(Data about app and page elements)
——————————

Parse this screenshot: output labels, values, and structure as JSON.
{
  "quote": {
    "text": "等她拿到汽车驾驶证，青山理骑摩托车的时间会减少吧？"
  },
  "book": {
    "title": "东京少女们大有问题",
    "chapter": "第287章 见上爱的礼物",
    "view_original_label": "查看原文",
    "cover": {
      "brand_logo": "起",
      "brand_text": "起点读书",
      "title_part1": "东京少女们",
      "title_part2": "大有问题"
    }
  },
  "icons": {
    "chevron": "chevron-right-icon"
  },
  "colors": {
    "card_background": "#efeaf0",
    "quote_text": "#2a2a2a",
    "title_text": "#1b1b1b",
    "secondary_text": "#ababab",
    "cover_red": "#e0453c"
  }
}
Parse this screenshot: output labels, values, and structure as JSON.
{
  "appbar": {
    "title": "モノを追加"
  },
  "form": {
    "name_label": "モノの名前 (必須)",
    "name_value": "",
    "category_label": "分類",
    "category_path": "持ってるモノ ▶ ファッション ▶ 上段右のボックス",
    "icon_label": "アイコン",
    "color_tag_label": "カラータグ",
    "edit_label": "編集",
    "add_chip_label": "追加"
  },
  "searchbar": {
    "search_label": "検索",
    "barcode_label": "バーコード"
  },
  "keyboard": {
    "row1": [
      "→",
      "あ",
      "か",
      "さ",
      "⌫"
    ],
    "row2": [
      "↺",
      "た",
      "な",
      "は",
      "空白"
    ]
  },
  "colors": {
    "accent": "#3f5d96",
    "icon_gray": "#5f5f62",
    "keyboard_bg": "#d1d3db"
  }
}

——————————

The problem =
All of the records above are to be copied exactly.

Reply =
Parse this screenshot: output labels, values, and structure as JSON.
{
  "quote": {
    "text": "等她拿到汽车驾驶证，青山理骑摩托车的时间会减少吧？"
  },
  "book": {
    "title": "东京少女们大有问题",
    "chapter": "第287章 见上爱的礼物",
    "view_original_label": "查看原文",
    "cover": {
      "brand_logo": "起",
      "brand_text": "起点读书",
      "title_part1": "东京少女们",
      "title_part2": "大有问题"
    }
  },
  "icons": {
    "chevron": "chevron-right-icon"
  },
  "colors": {
    "card_background": "#efeaf0",
    "quote_text": "#2a2a2a",
    "title_text": "#1b1b1b",
    "secondary_text": "#ababab",
    "cover_red": "#e0453c"
  }
}
Parse this screenshot: output labels, values, and structure as JSON.
{
  "appbar": {
    "title": "モノを追加"
  },
  "form": {
    "name_label": "モノの名前 (必須)",
    "name_value": "",
    "category_label": "分類",
    "category_path": "持ってるモノ ▶ ファッション ▶ 上段右のボックス",
    "icon_label": "アイコン",
    "color_tag_label": "カラータグ",
    "edit_label": "編集",
    "add_chip_label": "追加"
  },
  "searchbar": {
    "search_label": "検索",
    "barcode_label": "バーコード"
  },
  "keyboard": {
    "row1": [
      "→",
      "あ",
      "か",
      "さ",
      "⌫"
    ],
    "row2": [
      "↺",
      "た",
      "な",
      "は",
      "空白"
    ]
  },
  "colors": {
    "accent": "#3f5d96",
    "icon_gray": "#5f5f62",
    "keyboard_bg": "#d1d3db"
  }
}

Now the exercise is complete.